An article published in “The Astrophysical Journal Letters” reports a research on the very young star SU Aurigae, or simply SU Aur, and on the protoplanetary disk around it. A team of researchers used new observations conducted with the SPHERE instrument on the VLT, combining them with old observations conducted with the NaCo instrument, also on the VLT, with the Hubble Space Telescope, and with the ALMA radio telescope to study the disk. It has a sort of tail of dust that comes from a nebula that is probably the result of a collision between the star and a cloud of gas and dust.
Just over 500 light-years from Earth, SU Aur is a very young star, estimated to be between 4 and 5 million years old. It hasn’t yet completed its formation process, and that already makes it interesting to study protostars that have yet to enter their main sequence, the stable phase in which a star spends most of its life. The disk of gas and dust that surrounds SU Aur represents another reason for interest and for this reason it has already been the subject of study in the past.
ESO’s VLT (Very Large Telescope) in Chile has already been used to observe SU Aur, for example with the NaCo instrument, which was decommissioned in 2019. It was actually a combination of two instruments and the name was in fact the contraction of the names of the Nasmyth Adaptive Optics System (NAOS) and the Near-Infrared Imager and Spectrograph (CONICA).
The Spectro-Polarimetric High-contrast Exoplanet REsearch (SPHERE) instrument, activated in June 2014, was used in a large observational program called the Disk Evolution Study Through Imaging of Nearby Young Stars (DESTINYS). This program has been carried out with a particular focus on a group of protoplanetary disks around stars with mass less than or equal to the Sun’s in star-forming regions in the cosmic neighborhood, within more or less 720 light-years from Earth.
The DESTINYS program also made it possible to obtain new observations of SU Aur, the most detailed of its protoplanetary disk.

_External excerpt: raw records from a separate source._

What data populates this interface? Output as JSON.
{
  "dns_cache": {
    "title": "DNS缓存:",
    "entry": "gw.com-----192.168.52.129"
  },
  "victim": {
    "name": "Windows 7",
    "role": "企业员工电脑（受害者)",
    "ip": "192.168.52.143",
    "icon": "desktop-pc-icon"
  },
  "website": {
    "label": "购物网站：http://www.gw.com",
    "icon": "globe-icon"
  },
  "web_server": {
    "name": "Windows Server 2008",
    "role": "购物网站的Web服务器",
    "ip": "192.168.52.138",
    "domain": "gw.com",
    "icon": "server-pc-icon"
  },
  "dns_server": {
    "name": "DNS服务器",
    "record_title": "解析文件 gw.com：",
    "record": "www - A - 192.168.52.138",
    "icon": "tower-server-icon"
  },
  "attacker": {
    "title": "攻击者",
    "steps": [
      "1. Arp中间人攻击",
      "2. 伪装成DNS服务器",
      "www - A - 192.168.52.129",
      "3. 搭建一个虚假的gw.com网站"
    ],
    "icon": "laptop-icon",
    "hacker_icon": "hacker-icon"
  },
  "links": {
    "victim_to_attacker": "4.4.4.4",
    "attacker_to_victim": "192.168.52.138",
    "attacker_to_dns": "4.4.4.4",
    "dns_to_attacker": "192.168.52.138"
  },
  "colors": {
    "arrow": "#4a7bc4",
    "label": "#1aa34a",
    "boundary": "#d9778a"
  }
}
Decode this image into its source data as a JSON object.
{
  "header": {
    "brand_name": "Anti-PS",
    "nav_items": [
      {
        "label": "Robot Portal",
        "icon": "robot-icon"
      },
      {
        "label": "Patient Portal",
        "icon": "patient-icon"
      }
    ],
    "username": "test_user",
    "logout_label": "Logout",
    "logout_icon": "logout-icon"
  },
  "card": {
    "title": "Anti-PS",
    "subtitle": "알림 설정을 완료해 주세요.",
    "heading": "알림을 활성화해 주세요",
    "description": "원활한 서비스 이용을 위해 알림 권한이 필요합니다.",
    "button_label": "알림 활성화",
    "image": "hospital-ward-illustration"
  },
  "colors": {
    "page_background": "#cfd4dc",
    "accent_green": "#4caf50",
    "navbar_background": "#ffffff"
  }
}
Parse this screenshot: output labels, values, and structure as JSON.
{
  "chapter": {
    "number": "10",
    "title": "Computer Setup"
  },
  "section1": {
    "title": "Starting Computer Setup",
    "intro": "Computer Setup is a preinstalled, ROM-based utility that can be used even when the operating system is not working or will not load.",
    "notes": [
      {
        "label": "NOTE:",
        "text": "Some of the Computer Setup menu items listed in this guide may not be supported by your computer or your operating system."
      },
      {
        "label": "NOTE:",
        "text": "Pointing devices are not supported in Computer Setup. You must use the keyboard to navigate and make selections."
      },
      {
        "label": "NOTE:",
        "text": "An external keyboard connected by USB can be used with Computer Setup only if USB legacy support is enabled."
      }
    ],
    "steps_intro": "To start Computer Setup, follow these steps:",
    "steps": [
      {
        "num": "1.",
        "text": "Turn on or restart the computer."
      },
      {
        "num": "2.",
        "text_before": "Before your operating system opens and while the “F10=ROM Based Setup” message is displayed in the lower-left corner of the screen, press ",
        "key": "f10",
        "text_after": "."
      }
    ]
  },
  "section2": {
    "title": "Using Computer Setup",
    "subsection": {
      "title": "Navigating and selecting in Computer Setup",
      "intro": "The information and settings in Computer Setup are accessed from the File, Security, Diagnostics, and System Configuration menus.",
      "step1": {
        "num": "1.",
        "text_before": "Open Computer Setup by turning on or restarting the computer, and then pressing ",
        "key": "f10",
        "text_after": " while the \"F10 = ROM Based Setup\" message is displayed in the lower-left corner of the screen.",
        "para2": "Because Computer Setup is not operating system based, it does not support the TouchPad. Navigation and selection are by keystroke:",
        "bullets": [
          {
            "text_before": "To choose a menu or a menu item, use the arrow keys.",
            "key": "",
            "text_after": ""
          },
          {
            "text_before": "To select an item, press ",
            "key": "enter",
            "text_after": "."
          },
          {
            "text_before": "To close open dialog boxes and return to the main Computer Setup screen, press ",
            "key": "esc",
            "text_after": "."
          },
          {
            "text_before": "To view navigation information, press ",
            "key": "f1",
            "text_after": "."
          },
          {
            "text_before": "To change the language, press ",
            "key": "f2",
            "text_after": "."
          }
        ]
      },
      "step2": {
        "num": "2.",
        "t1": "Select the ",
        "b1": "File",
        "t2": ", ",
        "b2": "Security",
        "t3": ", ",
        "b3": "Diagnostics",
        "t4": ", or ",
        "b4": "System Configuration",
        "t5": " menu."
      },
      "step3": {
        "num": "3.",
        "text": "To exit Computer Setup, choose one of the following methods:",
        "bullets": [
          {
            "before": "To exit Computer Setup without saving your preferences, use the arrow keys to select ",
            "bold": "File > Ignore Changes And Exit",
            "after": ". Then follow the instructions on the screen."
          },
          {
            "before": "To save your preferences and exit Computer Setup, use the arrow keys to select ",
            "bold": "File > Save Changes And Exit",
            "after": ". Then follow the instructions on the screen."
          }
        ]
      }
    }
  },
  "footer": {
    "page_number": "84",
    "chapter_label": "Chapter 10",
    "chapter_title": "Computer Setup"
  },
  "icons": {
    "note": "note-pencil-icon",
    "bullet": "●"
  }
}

The researchers added the observations conducted with NaCo and others conducted with the Hubble Space Telescope and the ALMA (Atacama Large Millimeter/Submillimeter Array) radio telescope.
The image captured by SPHERE obscures the star because this instrument was specifically designed to directly observe exoplanets, so the star’s light must be blocked to allow far less bright objects to appear in the image. In the case of SU Aur, there are no planets formed yet, but there is a protoplanetary disk with an interesting dust tail.
According to the researchers, the tail is made up of dust coming from a nebula that is likely the result of a collision between the star and a cloud of gas and dust. That’s a star-forming region, so gas and dust tend to form more or less large clouds that can collide. In this case, gas and dust are still feeding materials to the SU Aur system. Understanding if this situation can create instability in the protoplanetary disk and the consequences on the planetary formation process represents a subject for future studies of this system.
SU Aur has also been studied in relation to another protostar existing in that area, AB Aurigae or AB Aur. The two of them could form a very wide binary system, and this makes it difficult to measure their possible orbits around each other. In short, these are really interesting systems to study the mechanisms of the formation of stars and planets.